Work required: For every entry that follows, return an identical copy.

Data listing below:

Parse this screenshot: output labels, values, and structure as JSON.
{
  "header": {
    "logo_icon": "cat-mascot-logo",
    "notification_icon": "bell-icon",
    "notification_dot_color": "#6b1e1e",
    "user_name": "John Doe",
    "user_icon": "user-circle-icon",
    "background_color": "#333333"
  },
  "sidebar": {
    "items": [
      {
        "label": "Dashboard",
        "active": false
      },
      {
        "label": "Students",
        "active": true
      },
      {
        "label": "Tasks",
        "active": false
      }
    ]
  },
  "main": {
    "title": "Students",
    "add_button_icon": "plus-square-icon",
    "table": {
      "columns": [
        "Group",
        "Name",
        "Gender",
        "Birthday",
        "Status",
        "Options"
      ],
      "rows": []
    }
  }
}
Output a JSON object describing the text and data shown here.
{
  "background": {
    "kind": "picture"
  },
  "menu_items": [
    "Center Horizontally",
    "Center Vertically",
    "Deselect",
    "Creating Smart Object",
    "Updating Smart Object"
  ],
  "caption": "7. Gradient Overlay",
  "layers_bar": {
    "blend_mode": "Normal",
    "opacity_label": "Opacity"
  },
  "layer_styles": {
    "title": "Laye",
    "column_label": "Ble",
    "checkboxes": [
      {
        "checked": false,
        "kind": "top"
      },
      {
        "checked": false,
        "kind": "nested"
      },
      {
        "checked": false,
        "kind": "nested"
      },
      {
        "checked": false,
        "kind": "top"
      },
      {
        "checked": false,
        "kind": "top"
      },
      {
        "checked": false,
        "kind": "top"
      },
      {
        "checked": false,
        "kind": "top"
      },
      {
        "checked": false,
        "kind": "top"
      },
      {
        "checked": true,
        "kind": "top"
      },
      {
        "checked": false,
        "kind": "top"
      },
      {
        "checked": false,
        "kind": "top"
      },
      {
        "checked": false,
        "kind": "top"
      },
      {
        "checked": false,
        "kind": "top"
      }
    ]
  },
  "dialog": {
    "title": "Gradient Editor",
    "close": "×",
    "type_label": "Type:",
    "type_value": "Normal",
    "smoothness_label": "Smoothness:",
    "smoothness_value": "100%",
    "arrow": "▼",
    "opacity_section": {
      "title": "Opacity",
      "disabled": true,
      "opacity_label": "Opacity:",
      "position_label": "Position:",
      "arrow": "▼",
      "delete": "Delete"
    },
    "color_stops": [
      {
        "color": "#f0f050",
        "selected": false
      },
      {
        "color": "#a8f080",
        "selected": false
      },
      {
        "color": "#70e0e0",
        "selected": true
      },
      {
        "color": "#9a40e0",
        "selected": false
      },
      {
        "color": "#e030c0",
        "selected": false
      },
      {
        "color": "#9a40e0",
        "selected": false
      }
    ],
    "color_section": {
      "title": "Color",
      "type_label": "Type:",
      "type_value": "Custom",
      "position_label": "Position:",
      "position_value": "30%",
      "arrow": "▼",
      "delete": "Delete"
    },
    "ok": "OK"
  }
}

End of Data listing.

Expected answer:
Parse this screenshot: output labels, values, and structure as JSON.
{
  "header": {
    "logo_icon": "cat-mascot-logo",
    "notification_icon": "bell-icon",
    "notification_dot_color": "#6b1e1e",
    "user_name": "John Doe",
    "user_icon": "user-circle-icon",
    "background_color": "#333333"
  },
  "sidebar": {
    "items": [
      {
        "label": "Dashboard",
        "active": false
      },
      {
        "label": "Students",
        "active": true
      },
      {
        "label": "Tasks",
        "active": false
      }
    ]
  },
  "main": {
    "title": "Students",
    "add_button_icon": "plus-square-icon",
    "table": {
      "columns": [
        "Group",
        "Name",
        "Gender",
        "Birthday",
        "Status",
        "Options"
      ],
      "rows": []
    }
  }
}
Output a JSON object describing the text and data shown here.
{
  "background": {
    "kind": "picture"
  },
  "menu_items": [
    "Center Horizontally",
    "Center Vertically",
    "Deselect",
    "Creating Smart Object",
    "Updating Smart Object"
  ],
  "caption": "7. Gradient Overlay",
  "layers_bar": {
    "blend_mode": "Normal",
    "opacity_label": "Opacity"
  },
  "layer_styles": {
    "title": "Laye",
    "column_label": "Ble",
    "checkboxes": [
      {
        "checked": false,
        "kind": "top"
      },
      {
        "checked": false,
        "kind": "nested"
      },
      {
        "checked": false,
        "kind": "nested"
      },
      {
        "checked": false,
        "kind": "top"
      },
      {
        "checked": false,
        "kind": "top"
      },
      {
        "checked": false,
        "kind": "top"
      },
      {
        "checked": false,
        "kind": "top"
      },
      {
        "checked": false,
        "kind": "top"
      },
      {
        "checked": true,
        "kind": "top"
      },
      {
        "checked": false,
        "kind": "top"
      },
      {
        "checked": false,
        "kind": "top"
      },
      {
        "checked": false,
        "kind": "top"
      },
      {
        "checked": false,
        "kind": "top"
      }
    ]
  },
  "dialog": {
    "title": "Gradient Editor",
    "close": "×",
    "type_label": "Type:",
    "type_value": "Normal",
    "smoothness_label": "Smoothness:",
    "smoothness_value": "100%",
    "arrow": "▼",
    "opacity_section": {
      "title": "Opacity",
      "disabled": true,
      "opacity_label": "Opacity:",
      "position_label": "Position:",
      "arrow": "▼",
      "delete": "Delete"
    },
    "color_stops": [
      {
        "color": "#f0f050",
        "selected": false
      },
      {
        "color": "#a8f080",
        "selected": false
      },
      {
        "color": "#70e0e0",
        "selected": true
      },
      {
        "color": "#9a40e0",
        "selected": false
      },
      {
        "color": "#e030c0",
        "selected": false
      },
      {
        "color": "#9a40e0",
        "selected": false
      }
    ],
    "color_section": {
      "title": "Color",
      "type_label": "Type:",
      "type_value": "Custom",
      "position_label": "Position:",
      "position_value": "30%",
      "arrow": "▼",
      "delete": "Delete"
    },
    "ok": "OK"
  }
}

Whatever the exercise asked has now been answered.